Small, consistent steps can lead to a big, powerful mindset shift. Choose a simple, manageable task like making your bed, doing a 5-minute meditation, or going for a walk around the block each morning.
Remind yourself that you’re resilient
After a year like 2020, it can be difficult to sift through the aftermath. Start by thinking big picture. Do you remember your first job or internship? Now compare that to where you are now. Whether you’re just starting out or a seasoned professional, I guarantee you’ve accomplished a lot over the years. You have new skills, a broader network, and a slew of lessons learned.
Next, think of the progress you’ve made from the start of the pandemic to now. You’ve adapted to remote work, mastered new technology, and used creativity to redefine your role. Even if you were unemployed, you still undoubtedly faced challenges from March to now. Remind yourself how far you’ve come to give you that boost to move forward.
It may sound a little out there, but positive thoughts conjure positive energy. Our mindset is often our own worst enemy, but now is the time to redirect negative thoughts. Instead of “I have to log onto another Zoom call,” try “I get to log onto another Zoom call while so many are unemployed.” I’m not suggesting you have to be cheery all the time, but be intentional about seeking out gratitude and it will start to become second nature. Negativity breeds negativity, so you may also want to take a look at any taxing relationships in your life. Lastly, purchase a gratitude journal and make it part of your morning or nightly routine.
Don’t wait for permission
It’s never been more painfully obvious that we aren’t in full control of our lives. We lost a lot this year – loved ones, trips, weddings, holidays, jobs, the chance to have a spouse in the delivery room, etc. I realize we can’t get out there and do everything we want in 2021, but there are plenty of things you can start checking off that bucket list. Don’t hold off on updating your resume because you’re waiting for the perfect job to be posted. Don’t hold off on starting a business because it doesn’t feel like the right time. Get started now on the things that will make you happy – both big and small.
Make a plan
I won’t tell you to make a resolution, but I will tell you to set some good old fashioned goals. Start by giving yourself a little tough love. What’s stopping you or holding you back? What could you be doing better? Self-awareness is the first step toward improvement. From there, think of three things you want to accomplish in the year ahead. Then you can break each of those into smaller, more manageable pieces. And remember, goals are flexible. What you want right now, may be completely different from what you want come summertime. The point is to start working towards something and adjust as needed.
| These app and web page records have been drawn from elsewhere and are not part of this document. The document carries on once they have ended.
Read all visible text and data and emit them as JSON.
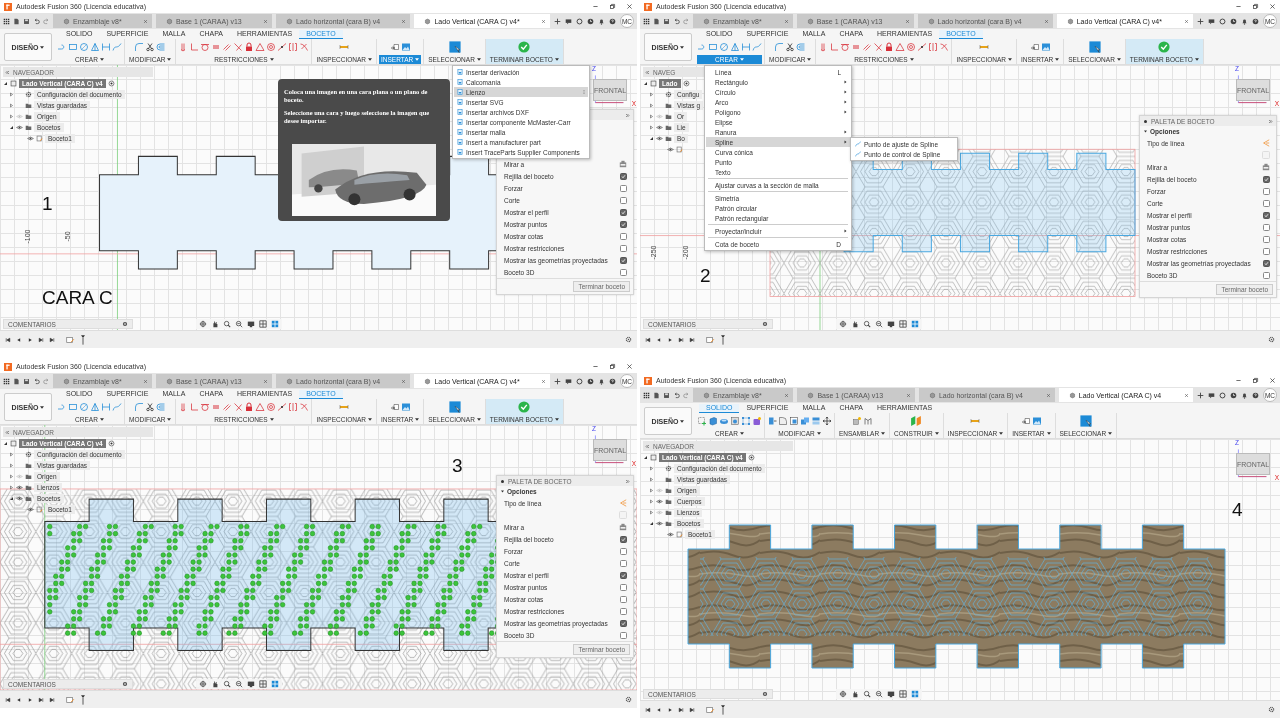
{
  "panels": [
    {
      "title": "Autodesk Fusion 360 (Licencia educativa)",
      "doc_tabs": [
        {
          "label": "Enzamblaje v8*",
          "selected": false
        },
        {
          "label": "Base 1  (CARAA) v13",
          "selected": false
        },
        {
          "label": "Lado horizontal  (cara B) v4",
          "selected": false
        },
        {
          "label": "Lado Vertical (CARA C) v4*",
          "selected": true
        }
      ],
      "user": "MC",
      "workspace": "DISEÑO",
      "ribbon": {
        "kind": "sketch",
        "tabs": [
          {
            "label": "SOLIDO",
            "selected": false
          },
          {
            "label": "SUPERFICIE",
            "selected": false
          },
          {
            "label": "MALLA",
            "selected": false
          },
          {
            "label": "CHAPA",
            "selected": false
          },
          {
            "label": "HERRAMIENTAS",
            "selected": false
          },
          {
            "label": "BOCETO",
            "selected": true
          }
        ],
        "groups": [
          {
            "label": "CREAR",
            "active": false
          },
          {
            "label": "MODIFICAR",
            "active": false
          },
          {
            "label": "RESTRICCIONES",
            "active": false
          },
          {
            "label": "INSPECCIONAR",
            "active": false
          },
          {
            "label": "INSERTAR",
            "active": true
          },
          {
            "label": "SELECCIONAR",
            "active": false
          },
          {
            "label": "TERMINAR BOCETO",
            "active": false
          }
        ]
      },
      "browser": {
        "title": "NAVEGADOR",
        "root": {
          "label": "Lado Vertical (CARA C) v4",
          "kind": "component",
          "expanded": true,
          "children": [
            {
              "label": "Configuración del documento",
              "kind": "settings",
              "expanded": false
            },
            {
              "label": "Vistas guardadas",
              "kind": "folder",
              "expanded": false
            },
            {
              "label": "Origen",
              "kind": "folder",
              "expanded": false,
              "visible": false
            },
            {
              "label": "Bocetos",
              "kind": "folder",
              "expanded": true,
              "visible": true,
              "children": [
                {
                  "label": "Boceto1",
                  "kind": "sketch",
                  "visible": true
                }
              ]
            }
          ]
        }
      },
      "drawing": {
        "kind": "sketch"
      },
      "axis_labels": [
        "-100",
        "-50"
      ],
      "captions": [
        "1",
        "CARA C"
      ],
      "viewcube": {
        "face": "FRONTAL",
        "axes": [
          "Z",
          "X"
        ]
      },
      "palette": {
        "rows": [
          {
            "kind": "look-at",
            "label": "Mirar a"
          },
          {
            "kind": "checkbox",
            "label": "Rejilla del boceto",
            "checked": true
          },
          {
            "kind": "checkbox",
            "label": "Forzar",
            "checked": false
          },
          {
            "kind": "checkbox",
            "label": "Corte",
            "checked": false
          },
          {
            "kind": "checkbox",
            "label": "Mostrar el perfil",
            "checked": true
          },
          {
            "kind": "checkbox",
            "label": "Mostrar puntos",
            "checked": true
          },
          {
            "kind": "checkbox",
            "label": "Mostrar cotas",
            "checked": false
          },
          {
            "kind": "checkbox",
            "label": "Mostrar restricciones",
            "checked": false
          },
          {
            "kind": "checkbox",
            "label": "Mostrar las geometrías proyectadas",
            "checked": true
          },
          {
            "kind": "checkbox",
            "label": "Boceto 3D",
            "checked": false
          }
        ],
        "button": "Terminar boceto"
      },
      "menu": {
        "kind": "insert",
        "items": [
          {
            "kind": "item",
            "label": "Insertar derivación",
            "selected": false
          },
          {
            "kind": "item",
            "label": "Calcomanía",
            "selected": false
          },
          {
            "kind": "item",
            "label": "Lienzo",
            "selected": true
          },
          {
            "kind": "item",
            "label": "Insertar SVG",
            "selected": false
          },
          {
            "kind": "item",
            "label": "Insertar archivos DXF",
            "selected": false
          },
          {
            "kind": "item",
            "label": "Insertar componente McMaster-Carr",
            "selected": false
          },
          {
            "kind": "item",
            "label": "Insertar malla",
            "selected": false
          },
          {
            "kind": "item",
            "label": "Insert a manufacturer part",
            "selected": false
          },
          {
            "kind": "item",
            "label": "Insert TraceParts Supplier Components",
            "selected": false
          }
        ]
      },
      "tooltip": {
        "lines": [
          "Coloca una imagen en una cara plana o un plano de boceto.",
          "Seleccione una cara y luego seleccione la imagen que desee importar."
        ],
        "kind": "picture"
      },
      "comments": "COMENTARIOS"
    },
    {
      "title": "Autodesk Fusion 360 (Licencia educativa)",
      "doc_tabs": [
        {
          "label": "Enzamblaje v8*",
          "selected": false
        },
        {
          "label": "Base 1  (CARAA) v13",
          "selected": false
        },
        {
          "label": "Lado horizontal  (cara B) v4",
          "selected": false
        },
        {
          "label": "Lado Vertical (CARA C) v4*",
          "selected": true
        }
      ],
      "user": "MC",
      "workspace": "DISEÑO",
      "ribbon": {
        "kind": "sketch",
        "tabs": [
          {
            "label": "SOLIDO",
            "selected": false
          },
          {
            "label": "SUPERFICIE",
            "selected": false
          },
          {
            "label": "MALLA",
            "selected": false
          },
          {
            "label": "CHAPA",
            "selected": false
          },
          {
            "label": "HERRAMIENTAS",
            "selected": false
          },
          {
            "label": "BOCETO",
            "selected": true
          }
        ],
        "groups": [
          {
            "label": "CREAR",
            "active": true
          },
          {
            "label": "MODIFICAR",
            "active": false
          },
          {
            "label": "RESTRICCIONES",
            "active": false
          },
          {
            "label": "INSPECCIONAR",
            "active": false
          },
          {
            "label": "INSERTAR",
            "active": false
          },
          {
            "label": "SELECCIONAR",
            "active": false
          },
          {
            "label": "TERMINAR BOCETO",
            "active": false
          }
        ]
      },
      "browser": {
        "title": "NAVEG",
        "root": {
          "label": "Lado",
          "kind": "component",
          "expanded": true,
          "children": [
            {
              "label": "Configu",
              "kind": "settings",
              "expanded": false
            },
            {
              "label": "Vistas g",
              "kind": "folder",
              "expanded": false
            },
            {
              "label": "Or",
              "kind": "folder",
              "expanded": false,
              "visible": false
            },
            {
              "label": "Lie",
              "kind": "folder",
              "expanded": false,
              "visible": true
            },
            {
              "label": "Bo",
              "kind": "folder",
              "expanded": true,
              "visible": true,
              "children": [
                {
                  "kind": "sketch",
                  "visible": true
                }
              ]
            }
          ]
        }
      },
      "drawing": {
        "kind": "canvas-sketch"
      },
      "axis_labels": [
        "-250",
        "-200"
      ],
      "captions": [
        "2"
      ],
      "viewcube": {
        "face": "FRONTAL",
        "axes": [
          "Z",
          "X"
        ]
      },
      "palette": {
        "title": "PALETA DE BOCETO",
        "section": "Opciones",
        "rows": [
          {
            "kind": "line-type",
            "label": "Tipo de línea"
          },
          {
            "kind": "toggle",
            "disabled": true
          },
          {
            "kind": "look-at",
            "label": "Mirar a"
          },
          {
            "kind": "checkbox",
            "label": "Rejilla del boceto",
            "checked": true
          },
          {
            "kind": "checkbox",
            "label": "Forzar",
            "checked": false
          },
          {
            "kind": "checkbox",
            "label": "Corte",
            "checked": false
          },
          {
            "kind": "checkbox",
            "label": "Mostrar el perfil",
            "checked": true
          },
          {
            "kind": "checkbox",
            "label": "Mostrar puntos",
            "checked": false
          },
          {
            "kind": "checkbox",
            "label": "Mostrar cotas",
            "checked": false
          },
          {
            "kind": "checkbox",
            "label": "Mostrar restricciones",
            "checked": false
          },
          {
            "kind": "checkbox",
            "label": "Mostrar las geometrías proyectadas",
            "checked": true
          },
          {
            "kind": "checkbox",
            "label": "Boceto 3D",
            "checked": false
          }
        ],
        "button": "Terminar boceto"
      },
      "menu": {
        "kind": "create",
        "items": [
          {
            "kind": "item",
            "label": "Línea",
            "shortcut": "L",
            "submenu": false,
            "selected": false
          },
          {
            "kind": "item",
            "label": "Rectángulo",
            "submenu": true,
            "selected": false
          },
          {
            "kind": "item",
            "label": "Círculo",
            "submenu": true,
            "selected": false
          },
          {
            "kind": "item",
            "label": "Arco",
            "submenu": true,
            "selected": false
          },
          {
            "kind": "item",
            "label": "Polígono",
            "submenu": true,
            "selected": false
          },
          {
            "kind": "item",
            "label": "Elipse",
            "submenu": false,
            "selected": false
          },
          {
            "kind": "item",
            "label": "Ranura",
            "submenu": true,
            "selected": false
          },
          {
            "kind": "item",
            "label": "Spline",
            "submenu": true,
            "selected": true
          },
          {
            "kind": "item",
            "label": "Curva cónica",
            "submenu": false,
            "selected": false
          },
          {
            "kind": "item",
            "label": "Punto",
            "submenu": false,
            "selected": false
          },
          {
            "kind": "item",
            "label": "Texto",
            "submenu": false,
            "selected": false
          },
          {
            "kind": "separator"
          },
          {
            "kind": "item",
            "label": "Ajustar curvas a la sección de malla",
            "submenu": false,
            "selected": false
          },
          {
            "kind": "separator"
          },
          {
            "kind": "item",
            "label": "Simetría",
            "submenu": false,
            "selected": false
          },
          {
            "kind": "item",
            "label": "Patrón circular",
            "submenu": false,
            "selected": false
          },
          {
            "kind": "item",
            "label": "Patrón rectangular",
            "submenu": false,
            "selected": false
          },
          {
            "kind": "separator"
          },
          {
            "kind": "item",
            "label": "Proyectar/incluir",
            "submenu": true,
            "selected": false
          },
          {
            "kind": "separator"
          },
          {
            "kind": "item",
            "label": "Cota de boceto",
            "shortcut": "D",
            "submenu": false,
            "selected": false
          }
        ],
        "submenu": [
          {
            "label": "Punto de ajuste de Spline"
          },
          {
            "label": "Punto de control de Spline"
          }
        ]
      },
      "comments": "COMENTARIOS"
    },
    {
      "title": "Autodesk Fusion 360 (Licencia educativa)",
      "doc_tabs": [
        {
          "label": "Enzamblaje v8*",
          "selected": false
        },
        {
          "label": "Base 1  (CARAA) v13",
          "selected": false
        },
        {
          "label": "Lado horizontal  (cara B) v4",
          "selected": false
        },
        {
          "label": "Lado Vertical (CARA C) v4*",
          "selected": true
        }
      ],
      "user": "MC",
      "workspace": "DISEÑO",
      "ribbon": {
        "kind": "sketch",
        "tabs": [
          {
            "label": "SOLIDO",
            "selected": false
          },
          {
            "label": "SUPERFICIE",
            "selected": false
          },
          {
            "label": "MALLA",
            "selected": false
          },
          {
            "label": "CHAPA",
            "selected": false
          },
          {
            "label": "HERRAMIENTAS",
            "selected": false
          },
          {
            "label": "BOCETO",
            "selected": true
          }
        ],
        "groups": [
          {
            "label": "CREAR",
            "active": false
          },
          {
            "label": "MODIFICAR",
            "active": false
          },
          {
            "label": "RESTRICCIONES",
            "active": false
          },
          {
            "label": "INSPECCIONAR",
            "active": false
          },
          {
            "label": "INSERTAR",
            "active": false
          },
          {
            "label": "SELECCIONAR",
            "active": false
          },
          {
            "label": "TERMINAR BOCETO",
            "active": false
          }
        ]
      },
      "browser": {
        "title": "NAVEGADOR",
        "root": {
          "label": "Lado Vertical (CARA C) v4",
          "kind": "component",
          "expanded": true,
          "children": [
            {
              "label": "Configuración del documento",
              "kind": "settings",
              "expanded": false
            },
            {
              "label": "Vistas guardadas",
              "kind": "folder",
              "expanded": false
            },
            {
              "label": "Origen",
              "kind": "folder",
              "expanded": false,
              "visible": false
            },
            {
              "label": "Lienzos",
              "kind": "folder",
              "expanded": false,
              "visible": true
            },
            {
              "label": "Bocetos",
              "kind": "folder",
              "expanded": true,
              "visible": true,
              "children": [
                {
                  "label": "Boceto1",
                  "kind": "sketch",
                  "visible": true
                }
              ]
            }
          ]
        }
      },
      "drawing": {
        "kind": "canvas-points"
      },
      "captions": [
        "3"
      ],
      "viewcube": {
        "face": "FRONTAL",
        "axes": [
          "Z",
          "X"
        ]
      },
      "palette": {
        "title": "PALETA DE BOCETO",
        "section": "Opciones",
        "rows": [
          {
            "kind": "line-type",
            "label": "Tipo de línea"
          },
          {
            "kind": "toggle",
            "disabled": true
          },
          {
            "kind": "look-at",
            "label": "Mirar a"
          },
          {
            "kind": "checkbox",
            "label": "Rejilla del boceto",
            "checked": true
          },
          {
            "kind": "checkbox",
            "label": "Forzar",
            "checked": false
          },
          {
            "kind": "checkbox",
            "label": "Corte",
            "checked": false
          },
          {
            "kind": "checkbox",
            "label": "Mostrar el perfil",
            "checked": true
          },
          {
            "kind": "checkbox",
            "label": "Mostrar puntos",
            "checked": false
          },
          {
            "kind": "checkbox",
            "label": "Mostrar cotas",
            "checked": false
          },
          {
            "kind": "checkbox",
            "label": "Mostrar restricciones",
            "checked": false
          },
          {
            "kind": "checkbox",
            "label": "Mostrar las geometrías proyectadas",
            "checked": true
          },
          {
            "kind": "checkbox",
            "label": "Boceto 3D",
            "checked": false
          }
        ],
        "button": "Terminar boceto"
      },
      "comments": "COMENTARIOS"
    },
    {
      "title": "Autodesk Fusion 360 (Licencia educativa)",
      "doc_tabs": [
        {
          "label": "Enzamblaje v8*",
          "selected": false
        },
        {
          "label": "Base 1  (CARAA) v13",
          "selected": false
        },
        {
          "label": "Lado horizontal  (cara B) v4",
          "selected": false
        },
        {
          "label": "Lado Vertical (CARA C) v4",
          "selected": true
        }
      ],
      "user": "MC",
      "workspace": "DISEÑO",
      "ribbon": {
        "kind": "solid",
        "tabs": [
          {
            "label": "SOLIDO",
            "selected": true
          },
          {
            "label": "SUPERFICIE",
            "selected": false
          },
          {
            "label": "MALLA",
            "selected": false
          },
          {
            "label": "CHAPA",
            "selected": false
          },
          {
            "label": "HERRAMIENTAS",
            "selected": false
          }
        ],
        "groups": [
          {
            "label": "CREAR",
            "active": false
          },
          {
            "label": "MODIFICAR",
            "active": false
          },
          {
            "label": "ENSAMBLAR",
            "active": false
          },
          {
            "label": "CONSTRUIR",
            "active": false
          },
          {
            "label": "INSPECCIONAR",
            "active": false
          },
          {
            "label": "INSERTAR",
            "active": false
          },
          {
            "label": "SELECCIONAR",
            "active": false
          }
        ]
      },
      "browser": {
        "title": "NAVEGADOR",
        "root": {
          "label": "Lado Vertical (CARA C) v4",
          "kind": "component",
          "expanded": true,
          "children": [
            {
              "label": "Configuración del documento",
              "kind": "settings",
              "expanded": false
            },
            {
              "label": "Vistas guardadas",
              "kind": "folder",
              "expanded": false
            },
            {
              "label": "Origen",
              "kind": "folder",
              "expanded": false,
              "visible": false
            },
            {
              "label": "Cuerpos",
              "kind": "folder",
              "expanded": false,
              "visible": true
            },
            {
              "label": "Lienzos",
              "kind": "folder",
              "expanded": false,
              "visible": false
            },
            {
              "label": "Bocetos",
              "kind": "folder",
              "expanded": true,
              "visible": true,
              "children": [
                {
                  "label": "Boceto1",
                  "kind": "sketch",
                  "visible": true
                }
              ]
            }
          ]
        }
      },
      "drawing": {
        "kind": "wood-body"
      },
      "captions": [
        "4"
      ],
      "viewcube": {
        "face": "FRONTAL",
        "axes": [
          "Z",
          "X"
        ]
      },
      "comments": "COMENTARIOS"
    }
  ]
}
Feeling better already?
Hopefully these tips give you food for thought on how you can reassess your mindset and tackle 2021 with renewed spirit. If you are struggling with mental health, please reach out to your doctor or visit www.NAMI.org. There is absolutely no shame in asking for the help you need to be healthy.